One of the ways the New Testament envisages the church is as a family. Jesus famously sets the pattern for this in Mark 3:

‘Who are my mother and my brothers?’ he asked.

Then he looked at those seated in a circle round him and said, ‘Here are my mother and my brothers! Whoever does God’s will is my brother and sister and mother.’

Mark 3:33-35

On Friend Zone, I’ve often talked about the way the church is supposed to be family. One thing which I’ve begun to realise, however, is that the church isn’t supposed to be like a family: I think the family is a picture of the church. In short, the church is the ‘real deal’ – the family is only the shadow. The family is supposed to give a little picture of what the church is like.

I will develop this line of thought further at a future date. But today I just want to focus on one aspect – that of fatherhood. A year ago I wrote an article, Mummy’s boys and daddy’s girls do better. As I’ve been thinking about it over the last few months, I’ve come to believe it’s actually vitally important.

One of the things which is hugely valuable as a child is knowing the love of both parents – the security of having a loving mother and father. As I wrote last year, the opposite-sex relationship is actually very important, as it helps begin to understand the opposite sex and how to relate to them.
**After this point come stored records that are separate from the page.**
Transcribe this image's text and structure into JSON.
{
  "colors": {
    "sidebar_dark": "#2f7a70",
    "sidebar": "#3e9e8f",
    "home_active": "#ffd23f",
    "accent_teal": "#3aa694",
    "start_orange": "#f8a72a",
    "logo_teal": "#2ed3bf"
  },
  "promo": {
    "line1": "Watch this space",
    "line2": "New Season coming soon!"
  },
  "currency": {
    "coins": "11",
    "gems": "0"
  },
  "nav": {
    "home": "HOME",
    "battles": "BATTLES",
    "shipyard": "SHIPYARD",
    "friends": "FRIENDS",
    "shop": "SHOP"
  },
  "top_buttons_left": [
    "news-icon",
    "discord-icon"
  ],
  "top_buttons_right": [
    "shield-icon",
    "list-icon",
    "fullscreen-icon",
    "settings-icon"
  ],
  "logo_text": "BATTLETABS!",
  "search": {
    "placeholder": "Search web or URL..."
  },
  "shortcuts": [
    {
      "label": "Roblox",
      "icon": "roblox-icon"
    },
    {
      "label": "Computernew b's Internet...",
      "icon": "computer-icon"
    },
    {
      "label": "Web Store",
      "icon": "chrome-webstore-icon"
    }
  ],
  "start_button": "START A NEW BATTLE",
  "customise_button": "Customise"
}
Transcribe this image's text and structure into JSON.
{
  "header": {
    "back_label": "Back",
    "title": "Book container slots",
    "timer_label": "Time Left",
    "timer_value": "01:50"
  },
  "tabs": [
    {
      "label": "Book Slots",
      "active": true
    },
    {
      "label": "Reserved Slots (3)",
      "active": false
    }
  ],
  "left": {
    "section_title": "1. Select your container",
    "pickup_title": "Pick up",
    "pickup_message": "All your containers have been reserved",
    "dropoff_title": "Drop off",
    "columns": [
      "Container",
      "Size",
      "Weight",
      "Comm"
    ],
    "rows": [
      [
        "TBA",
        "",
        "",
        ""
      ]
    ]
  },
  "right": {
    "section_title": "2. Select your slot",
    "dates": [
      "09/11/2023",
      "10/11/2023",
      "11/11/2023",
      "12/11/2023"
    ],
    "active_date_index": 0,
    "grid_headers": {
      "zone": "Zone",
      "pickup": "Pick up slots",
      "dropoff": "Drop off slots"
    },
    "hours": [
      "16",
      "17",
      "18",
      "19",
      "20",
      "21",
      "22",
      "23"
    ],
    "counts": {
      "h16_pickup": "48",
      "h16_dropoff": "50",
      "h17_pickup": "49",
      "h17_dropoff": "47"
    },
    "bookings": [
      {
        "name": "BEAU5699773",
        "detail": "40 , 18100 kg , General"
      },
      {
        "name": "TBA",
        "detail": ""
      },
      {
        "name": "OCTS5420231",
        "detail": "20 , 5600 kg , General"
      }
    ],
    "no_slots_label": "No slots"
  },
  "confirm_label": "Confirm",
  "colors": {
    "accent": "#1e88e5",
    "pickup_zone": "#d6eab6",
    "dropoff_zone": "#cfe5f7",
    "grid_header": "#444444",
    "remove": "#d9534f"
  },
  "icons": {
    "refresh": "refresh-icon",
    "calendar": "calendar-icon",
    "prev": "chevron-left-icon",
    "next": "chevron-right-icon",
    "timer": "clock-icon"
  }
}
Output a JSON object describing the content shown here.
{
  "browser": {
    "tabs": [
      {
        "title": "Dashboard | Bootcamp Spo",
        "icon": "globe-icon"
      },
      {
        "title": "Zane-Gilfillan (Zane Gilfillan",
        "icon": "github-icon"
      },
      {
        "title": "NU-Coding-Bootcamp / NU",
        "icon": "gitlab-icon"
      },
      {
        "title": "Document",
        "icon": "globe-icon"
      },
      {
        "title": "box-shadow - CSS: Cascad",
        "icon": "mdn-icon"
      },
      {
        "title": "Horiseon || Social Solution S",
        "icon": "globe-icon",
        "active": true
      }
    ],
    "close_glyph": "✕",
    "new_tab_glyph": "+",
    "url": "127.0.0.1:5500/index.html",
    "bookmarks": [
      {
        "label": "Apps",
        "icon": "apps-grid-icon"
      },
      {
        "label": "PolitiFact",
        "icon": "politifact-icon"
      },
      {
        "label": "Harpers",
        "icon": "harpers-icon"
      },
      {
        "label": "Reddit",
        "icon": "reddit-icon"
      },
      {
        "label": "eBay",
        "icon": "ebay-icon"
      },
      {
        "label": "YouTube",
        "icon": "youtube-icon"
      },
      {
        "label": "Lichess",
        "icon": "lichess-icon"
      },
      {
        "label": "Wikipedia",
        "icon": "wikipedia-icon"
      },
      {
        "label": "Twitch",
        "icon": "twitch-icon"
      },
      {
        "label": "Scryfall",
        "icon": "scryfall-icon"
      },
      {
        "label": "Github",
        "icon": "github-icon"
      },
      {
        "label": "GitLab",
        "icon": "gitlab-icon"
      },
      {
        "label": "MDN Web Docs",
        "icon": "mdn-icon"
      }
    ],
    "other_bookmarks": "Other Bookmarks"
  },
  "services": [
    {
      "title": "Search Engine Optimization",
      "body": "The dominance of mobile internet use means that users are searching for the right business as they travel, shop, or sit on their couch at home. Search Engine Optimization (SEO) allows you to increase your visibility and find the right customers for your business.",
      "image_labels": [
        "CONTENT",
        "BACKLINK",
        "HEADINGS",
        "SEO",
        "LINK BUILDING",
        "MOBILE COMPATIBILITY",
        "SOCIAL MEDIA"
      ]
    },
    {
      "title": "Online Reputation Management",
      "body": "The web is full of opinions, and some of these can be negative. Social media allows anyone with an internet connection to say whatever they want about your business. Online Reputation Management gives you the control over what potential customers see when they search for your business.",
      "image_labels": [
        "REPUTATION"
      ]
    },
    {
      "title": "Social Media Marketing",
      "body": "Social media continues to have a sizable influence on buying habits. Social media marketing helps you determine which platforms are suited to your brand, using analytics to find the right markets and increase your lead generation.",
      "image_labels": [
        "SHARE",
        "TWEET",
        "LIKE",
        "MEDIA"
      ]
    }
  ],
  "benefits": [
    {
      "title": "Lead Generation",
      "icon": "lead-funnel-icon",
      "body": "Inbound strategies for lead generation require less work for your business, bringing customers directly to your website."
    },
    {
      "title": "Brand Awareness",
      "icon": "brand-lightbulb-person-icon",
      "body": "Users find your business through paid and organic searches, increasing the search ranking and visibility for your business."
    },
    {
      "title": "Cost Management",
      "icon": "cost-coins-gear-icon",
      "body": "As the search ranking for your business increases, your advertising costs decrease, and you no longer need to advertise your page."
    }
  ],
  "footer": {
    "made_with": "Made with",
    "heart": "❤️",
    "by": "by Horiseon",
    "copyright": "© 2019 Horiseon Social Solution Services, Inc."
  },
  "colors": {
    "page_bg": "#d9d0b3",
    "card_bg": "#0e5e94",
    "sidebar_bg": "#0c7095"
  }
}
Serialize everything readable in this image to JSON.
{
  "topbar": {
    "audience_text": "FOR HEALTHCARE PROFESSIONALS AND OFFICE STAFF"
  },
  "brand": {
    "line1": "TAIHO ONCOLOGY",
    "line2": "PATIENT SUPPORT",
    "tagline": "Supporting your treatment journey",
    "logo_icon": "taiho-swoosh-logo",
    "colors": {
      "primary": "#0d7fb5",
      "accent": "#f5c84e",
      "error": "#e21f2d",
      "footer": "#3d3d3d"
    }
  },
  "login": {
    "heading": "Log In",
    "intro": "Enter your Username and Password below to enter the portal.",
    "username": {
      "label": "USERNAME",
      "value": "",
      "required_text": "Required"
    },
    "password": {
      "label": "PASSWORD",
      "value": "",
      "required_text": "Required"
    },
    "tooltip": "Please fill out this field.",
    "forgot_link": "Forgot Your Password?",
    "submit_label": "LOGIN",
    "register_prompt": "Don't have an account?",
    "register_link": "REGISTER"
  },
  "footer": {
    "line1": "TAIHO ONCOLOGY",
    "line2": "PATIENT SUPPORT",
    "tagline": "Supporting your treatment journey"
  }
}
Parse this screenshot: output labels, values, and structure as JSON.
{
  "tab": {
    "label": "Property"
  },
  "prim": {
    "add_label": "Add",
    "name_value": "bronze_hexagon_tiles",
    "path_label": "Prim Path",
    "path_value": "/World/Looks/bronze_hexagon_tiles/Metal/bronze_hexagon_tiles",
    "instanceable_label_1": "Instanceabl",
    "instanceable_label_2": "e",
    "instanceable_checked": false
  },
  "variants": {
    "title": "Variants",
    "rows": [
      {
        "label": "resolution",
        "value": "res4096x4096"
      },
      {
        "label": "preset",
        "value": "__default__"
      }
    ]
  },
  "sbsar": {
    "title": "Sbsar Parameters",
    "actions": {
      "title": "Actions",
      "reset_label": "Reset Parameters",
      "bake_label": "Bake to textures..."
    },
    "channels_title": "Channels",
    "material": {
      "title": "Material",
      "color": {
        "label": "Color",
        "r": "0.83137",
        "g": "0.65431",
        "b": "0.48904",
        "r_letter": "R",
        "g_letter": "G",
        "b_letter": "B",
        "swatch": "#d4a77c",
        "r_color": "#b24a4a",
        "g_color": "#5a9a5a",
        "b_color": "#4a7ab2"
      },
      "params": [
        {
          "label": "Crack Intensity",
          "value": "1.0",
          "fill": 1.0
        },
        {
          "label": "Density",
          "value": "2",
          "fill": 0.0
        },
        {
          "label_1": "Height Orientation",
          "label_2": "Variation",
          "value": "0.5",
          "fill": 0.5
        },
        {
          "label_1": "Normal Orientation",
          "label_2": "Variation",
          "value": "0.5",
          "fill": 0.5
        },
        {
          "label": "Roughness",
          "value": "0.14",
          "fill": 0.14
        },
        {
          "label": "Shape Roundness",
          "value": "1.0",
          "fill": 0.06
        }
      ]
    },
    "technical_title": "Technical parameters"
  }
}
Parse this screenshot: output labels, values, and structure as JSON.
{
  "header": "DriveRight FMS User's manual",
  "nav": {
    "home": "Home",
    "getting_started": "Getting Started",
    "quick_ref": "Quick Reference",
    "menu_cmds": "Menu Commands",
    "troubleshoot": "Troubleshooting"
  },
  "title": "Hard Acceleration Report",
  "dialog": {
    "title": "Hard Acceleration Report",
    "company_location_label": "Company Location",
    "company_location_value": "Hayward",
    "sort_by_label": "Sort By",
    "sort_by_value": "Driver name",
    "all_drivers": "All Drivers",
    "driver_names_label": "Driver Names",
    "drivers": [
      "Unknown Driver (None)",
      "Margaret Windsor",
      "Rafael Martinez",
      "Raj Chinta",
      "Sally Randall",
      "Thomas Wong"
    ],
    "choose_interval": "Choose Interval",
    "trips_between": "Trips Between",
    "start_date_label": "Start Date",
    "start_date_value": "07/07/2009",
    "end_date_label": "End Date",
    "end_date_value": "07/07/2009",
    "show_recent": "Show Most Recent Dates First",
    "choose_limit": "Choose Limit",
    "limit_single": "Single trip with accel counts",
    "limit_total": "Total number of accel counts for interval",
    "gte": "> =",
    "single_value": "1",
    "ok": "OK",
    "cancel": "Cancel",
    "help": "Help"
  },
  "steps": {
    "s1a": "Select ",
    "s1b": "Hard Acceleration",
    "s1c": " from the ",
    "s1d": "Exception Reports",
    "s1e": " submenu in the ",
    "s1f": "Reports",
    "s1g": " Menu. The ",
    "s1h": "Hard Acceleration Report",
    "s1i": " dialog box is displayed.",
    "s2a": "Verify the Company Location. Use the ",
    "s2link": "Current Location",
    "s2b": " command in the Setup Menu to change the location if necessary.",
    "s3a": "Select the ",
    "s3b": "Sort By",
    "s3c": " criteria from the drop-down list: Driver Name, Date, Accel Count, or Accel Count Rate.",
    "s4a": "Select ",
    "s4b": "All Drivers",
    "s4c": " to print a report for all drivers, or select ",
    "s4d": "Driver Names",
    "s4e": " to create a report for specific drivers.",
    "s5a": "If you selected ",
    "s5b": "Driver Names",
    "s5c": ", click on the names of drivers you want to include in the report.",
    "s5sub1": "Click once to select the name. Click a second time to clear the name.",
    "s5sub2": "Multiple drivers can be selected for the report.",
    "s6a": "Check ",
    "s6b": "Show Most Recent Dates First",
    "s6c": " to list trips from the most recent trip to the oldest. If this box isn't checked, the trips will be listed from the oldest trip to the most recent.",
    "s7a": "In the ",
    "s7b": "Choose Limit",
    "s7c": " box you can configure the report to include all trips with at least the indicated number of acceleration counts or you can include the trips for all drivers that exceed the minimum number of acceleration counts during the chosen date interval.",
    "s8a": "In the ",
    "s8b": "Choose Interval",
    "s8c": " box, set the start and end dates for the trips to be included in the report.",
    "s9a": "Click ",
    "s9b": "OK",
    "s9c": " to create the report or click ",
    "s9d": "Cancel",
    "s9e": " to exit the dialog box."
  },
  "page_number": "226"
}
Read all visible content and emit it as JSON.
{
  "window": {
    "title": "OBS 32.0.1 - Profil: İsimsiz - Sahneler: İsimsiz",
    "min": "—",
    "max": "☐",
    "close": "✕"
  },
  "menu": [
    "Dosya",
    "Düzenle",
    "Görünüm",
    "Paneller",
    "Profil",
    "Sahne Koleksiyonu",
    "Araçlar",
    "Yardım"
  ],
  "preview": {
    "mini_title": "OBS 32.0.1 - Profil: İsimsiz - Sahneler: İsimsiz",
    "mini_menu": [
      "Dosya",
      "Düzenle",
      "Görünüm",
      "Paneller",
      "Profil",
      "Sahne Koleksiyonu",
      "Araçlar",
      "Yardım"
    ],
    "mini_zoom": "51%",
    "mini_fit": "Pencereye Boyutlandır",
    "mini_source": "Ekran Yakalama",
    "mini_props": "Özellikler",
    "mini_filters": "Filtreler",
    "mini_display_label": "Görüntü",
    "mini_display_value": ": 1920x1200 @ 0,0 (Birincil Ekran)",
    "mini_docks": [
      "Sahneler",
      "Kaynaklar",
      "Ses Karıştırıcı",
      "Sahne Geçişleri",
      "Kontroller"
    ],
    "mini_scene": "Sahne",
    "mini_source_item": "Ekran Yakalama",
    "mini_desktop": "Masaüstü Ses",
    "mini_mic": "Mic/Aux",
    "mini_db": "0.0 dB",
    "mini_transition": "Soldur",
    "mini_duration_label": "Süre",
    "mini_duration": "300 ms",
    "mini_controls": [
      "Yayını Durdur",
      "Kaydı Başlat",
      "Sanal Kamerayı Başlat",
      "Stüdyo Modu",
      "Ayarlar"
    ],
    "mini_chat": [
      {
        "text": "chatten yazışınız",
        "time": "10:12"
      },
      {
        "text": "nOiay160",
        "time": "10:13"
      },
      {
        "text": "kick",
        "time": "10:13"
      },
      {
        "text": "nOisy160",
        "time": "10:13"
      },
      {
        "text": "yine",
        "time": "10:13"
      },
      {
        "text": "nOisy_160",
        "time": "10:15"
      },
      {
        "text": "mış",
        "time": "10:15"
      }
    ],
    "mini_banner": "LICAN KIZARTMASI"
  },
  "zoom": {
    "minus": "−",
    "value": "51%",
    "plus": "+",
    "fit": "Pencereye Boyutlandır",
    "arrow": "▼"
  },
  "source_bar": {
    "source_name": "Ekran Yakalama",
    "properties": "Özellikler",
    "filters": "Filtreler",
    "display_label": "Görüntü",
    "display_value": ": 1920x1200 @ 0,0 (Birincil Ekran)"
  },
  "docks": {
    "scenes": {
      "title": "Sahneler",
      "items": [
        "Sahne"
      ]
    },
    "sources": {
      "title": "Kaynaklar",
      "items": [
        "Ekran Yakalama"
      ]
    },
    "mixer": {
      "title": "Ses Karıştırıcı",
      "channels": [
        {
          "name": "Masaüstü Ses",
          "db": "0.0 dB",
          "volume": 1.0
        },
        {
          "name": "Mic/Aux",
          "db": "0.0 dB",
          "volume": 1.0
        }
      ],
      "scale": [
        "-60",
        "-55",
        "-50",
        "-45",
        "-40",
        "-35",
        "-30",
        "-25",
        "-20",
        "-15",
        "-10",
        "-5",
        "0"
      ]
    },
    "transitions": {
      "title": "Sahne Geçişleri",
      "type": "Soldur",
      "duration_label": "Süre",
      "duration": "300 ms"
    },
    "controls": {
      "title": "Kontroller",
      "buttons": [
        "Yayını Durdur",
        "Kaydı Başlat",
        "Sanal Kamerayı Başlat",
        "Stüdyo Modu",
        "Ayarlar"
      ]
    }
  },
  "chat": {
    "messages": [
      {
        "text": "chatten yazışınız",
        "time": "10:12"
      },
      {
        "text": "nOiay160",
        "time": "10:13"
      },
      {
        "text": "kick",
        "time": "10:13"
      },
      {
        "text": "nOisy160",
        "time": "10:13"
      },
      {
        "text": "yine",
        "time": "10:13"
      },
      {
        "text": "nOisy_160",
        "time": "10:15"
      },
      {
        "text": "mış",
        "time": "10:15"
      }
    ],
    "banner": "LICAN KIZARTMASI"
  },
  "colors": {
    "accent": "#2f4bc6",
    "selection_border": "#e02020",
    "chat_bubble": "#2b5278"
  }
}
Now, consider what happens in a society where fathers are often absent. What would that do to children – especially girls growing up without their fathers? A common consequence of absent fathers for girls is sexual activity at a young age. Why should this be the case? I think it’s because we all crave love, and young women who’ve been raised without dads crave male affection – and think the only way they can get that is through a sexual relationship. In a world where love between men and women is primarily seen as sexual, then what other option do they have?

This is where the church needs to step up. Men in the church have a huge opportunity now to love these women, women who perhaps have never known a man’s love in a non-sexual way. What fatherless young people are crying out for is men who can step up and show them what real love looks like. Self-sacrificial, genuine, love.

The problem is, this is never going to happen in a church culture which is too afraid of men and women spending time together out of fear. We in the church need to learn to fight with the weapons of the Spirit, not the weapons of the flesh. If we can learn to walk in step with the Spirit, I feel we have a chance of showing the world a better way – telling ‘A Better Story’. If we continue to pursue Pharisaical godliness, people are going to keep on being hurt.